Matthew 28:16-20 Over the next few weeks we’re going to be looking at some, mostly quite short, readings from Matthew’s Gospel. As I’ve said before, each of the four gospels has a very distinctive flavour that comes from the purpose and audience for which it was originally written.
John 17:1-11 We have seen the Lord… glorified by God. Today is ascension Sunday, the week before Pentecost, when we are brought the story of Jesus, some weeks after the resurrection, returning to heaven – the last time that the physical, post-resurrection body of Jesus would be seen ‘in the flesh’, as it were. The […]
Acts 17:22-31 We have seen the Lord. Over the past few weeks we’ve explored the ways in which the early Church saw the Lord, encountered, or experienced, the reality of the risen Jesus.
Acts 7:55-60 We have seen the Lord, this week, in difficult times. When I read this passage through when sat down to actually write this sermon I realised that I have always remembered the story wrongly. I mean, I guess its not one of the best known passages in the New Testament, but I thought […]
Acts 2:42-47 When I arrived at Roseville, something over six years ago now, believe it or not, one of the first people that I met was a tall, well-presented lady, with the bearing of someone who had enjoyed a professional life. She introduced herself, and quite early on in our conversation she told me that […]

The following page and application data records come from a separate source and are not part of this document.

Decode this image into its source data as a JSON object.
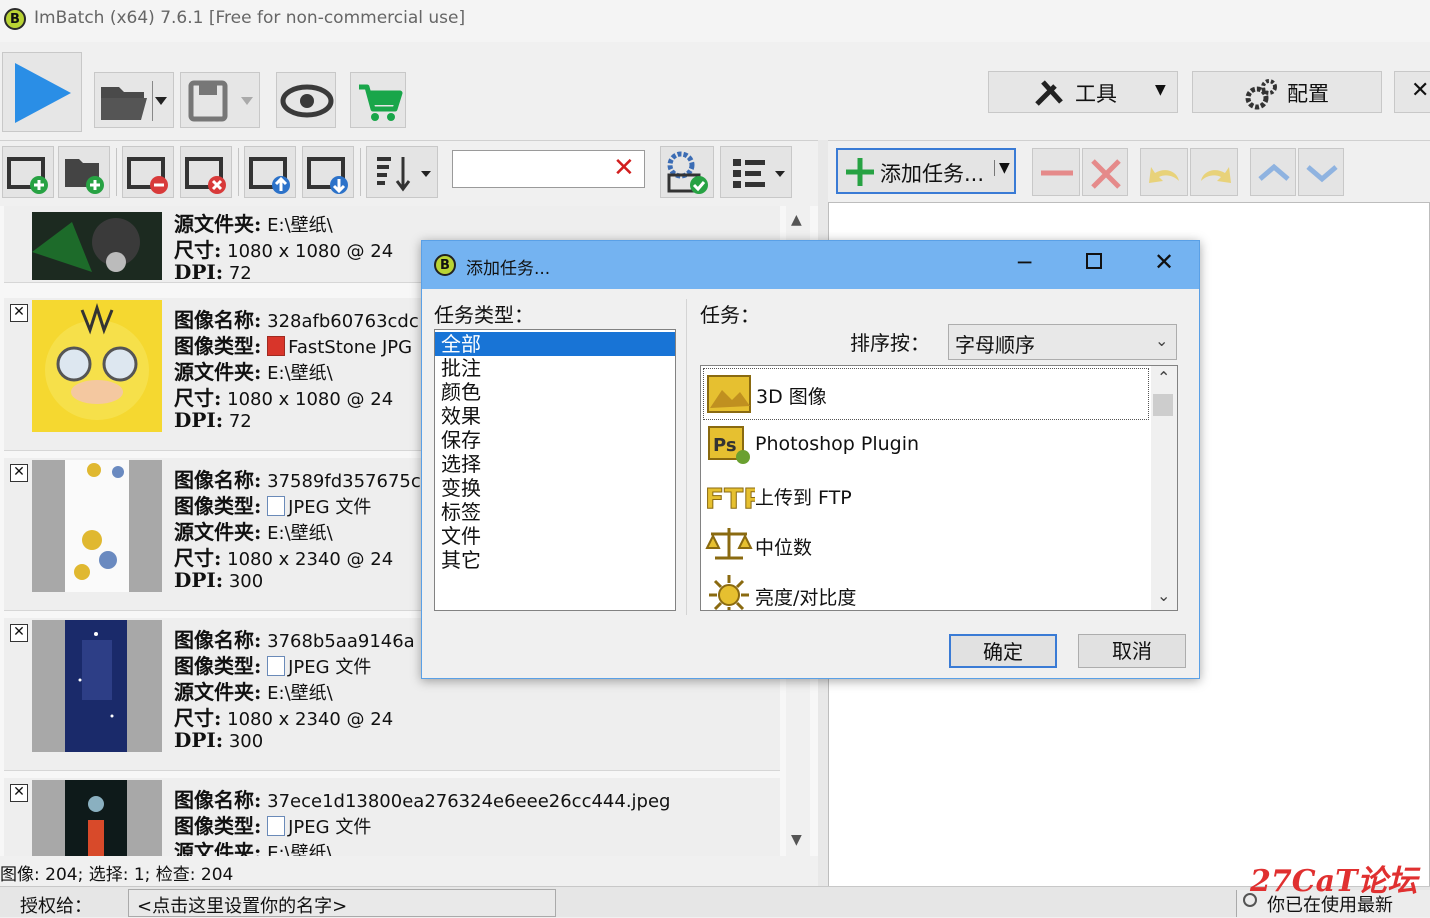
{
  "app": {
    "title": "ImBatch (x64) 7.6.1 [Free for non-commercial use]",
    "logo": "B"
  },
  "toolbar": {
    "run_icon": "play-icon",
    "tools_label": "工具",
    "config_label": "配置"
  },
  "search": {
    "value": ""
  },
  "task_toolbar": {
    "add_task_label": "添加任务..."
  },
  "image_list": {
    "labels": {
      "name": "图像名称:",
      "type": "图像类型:",
      "folder": "源文件夹:",
      "size": "尺寸:",
      "dpi": "DPI:"
    },
    "items": [
      {
        "name": "",
        "type": "",
        "folder": "E:\\壁纸\\",
        "size": "1080 x 1080 @ 24",
        "dpi": "72"
      },
      {
        "name": "328afb60763cdc",
        "type": "FastStone JPG",
        "folder": "E:\\壁纸\\",
        "size": "1080 x 1080 @ 24",
        "dpi": "72"
      },
      {
        "name": "37589fd357675c",
        "type": "JPEG 文件",
        "folder": "E:\\壁纸\\",
        "size": "1080 x 2340 @ 24",
        "dpi": "300"
      },
      {
        "name": "3768b5aa9146a",
        "type": "JPEG 文件",
        "folder": "E:\\壁纸\\",
        "size": "1080 x 2340 @ 24",
        "dpi": "300"
      },
      {
        "name": "37ece1d13800ea276324e6eee26cc444.jpeg",
        "type": "JPEG 文件",
        "folder": "E:\\壁纸\\",
        "size": "",
        "dpi": ""
      }
    ]
  },
  "status_bar": {
    "summary": "图像: 204; 选择: 1; 检查: 204",
    "license_label": "授权给：",
    "license_value": "<点击这里设置你的名字>",
    "update_status": "你已在使用最新"
  },
  "dialog": {
    "title": "添加任务...",
    "logo": "B",
    "category_label": "任务类型：",
    "task_label": "任务：",
    "sort_label": "排序按：",
    "sort_value": "字母顺序",
    "categories": [
      "全部",
      "批注",
      "颜色",
      "效果",
      "保存",
      "选择",
      "变换",
      "标签",
      "文件",
      "其它"
    ],
    "tasks": [
      {
        "label": "3D 图像",
        "icon": "3d-image-icon"
      },
      {
        "label": "Photoshop Plugin",
        "icon": "photoshop-plugin-icon"
      },
      {
        "label": "上传到 FTP",
        "icon": "ftp-icon"
      },
      {
        "label": "中位数",
        "icon": "balance-scale-icon"
      },
      {
        "label": "亮度/对比度",
        "icon": "brightness-icon"
      }
    ],
    "ok_label": "确定",
    "cancel_label": "取消"
  },
  "watermark": "27CaT论坛"
}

Luke 24:13-35 In his sermon on the resurrection appearances to the disciples, in particular Thomas, last week, Stuart said – well, he said a lot of interesting things, actually, but the one which really struck me was drawing out that phrase, “we have seen the Lord”, and his exploration of the ways in which, even […]
Matthew 28:1-10 Just over fifty years ago the German theologian Jurgen Moltmann wrote one of the most influential books of theology of the twentieth century. Into an age in which the Christian faith had become closely identified with power, with triumph, with overcoming the foe – whether in the military conflicts of the wars from […]
Matthew 21:1-11 We all know the story – it’s one of the big spectacles of the Christian year. The triumphal entry, the palm branches cut down and lain across the road, Jesus riding in on a donkey, children shouting “Hosanna”. And we all know, as well, because we’ve read the end of the story, that […]
Exodus 24:12-18 | Matthew 17:1-9 Today’s gospel reading, the story of the transfiguration, would normally be read at the beginning of Lent, at the start of that journey. We shuffled things around so we could explore the Sermon on the Mount uninterrupted. The transfiguration is an unusual story in many ways. It’s one of the […]
Matthew 7:13-29 Today we come, at last, you might be thinking, to the end of the sermon on the mount – three chapters of concentrated spiritual, practical, and ethical teaching. It’s taken us eight Sundays to work our way through, and given the amount that I’ve had to leave out when deciding what to talk […]
Matthew 7:1-12 And so we come, at last, to the simple phrase that lies at the center of the ethical content of the Sermon on the Mount, and, perhaps, of the teaching of Jesus. Two weeks ago we reflected on the Lord’s Prayer, and how it, in many ways, was the greatest possible summary of […]
Matthew 6:22-34 Reading the gospel today we read three times the clear command “do not worry”. Now I doubt that there is a piece of advice which is more often given, more universally accepted as wise, and more completely useless, than those words: “do not worry”. I mean, can you imagine a circumstance in which […]
Matthew 6:1-13 Rowan Williams, the former Archbishop of Canterbury, once said “If somebody said, give me a summary of Christian faith that I can write on the back of an envelope, the best thing to do would be to write out the Lord’s Prayer.” It is perhaps the only piece of Christian liturgy used by […]
Leviticus 19:13-18 | Matthew 5:38-48 Last week – or maybe it was the week before – I mentioned that there was this pattern of speech that Jesus used in the sermon on the mount, and which was a good indication of the way that the author portrays him as taking part in the cut and […]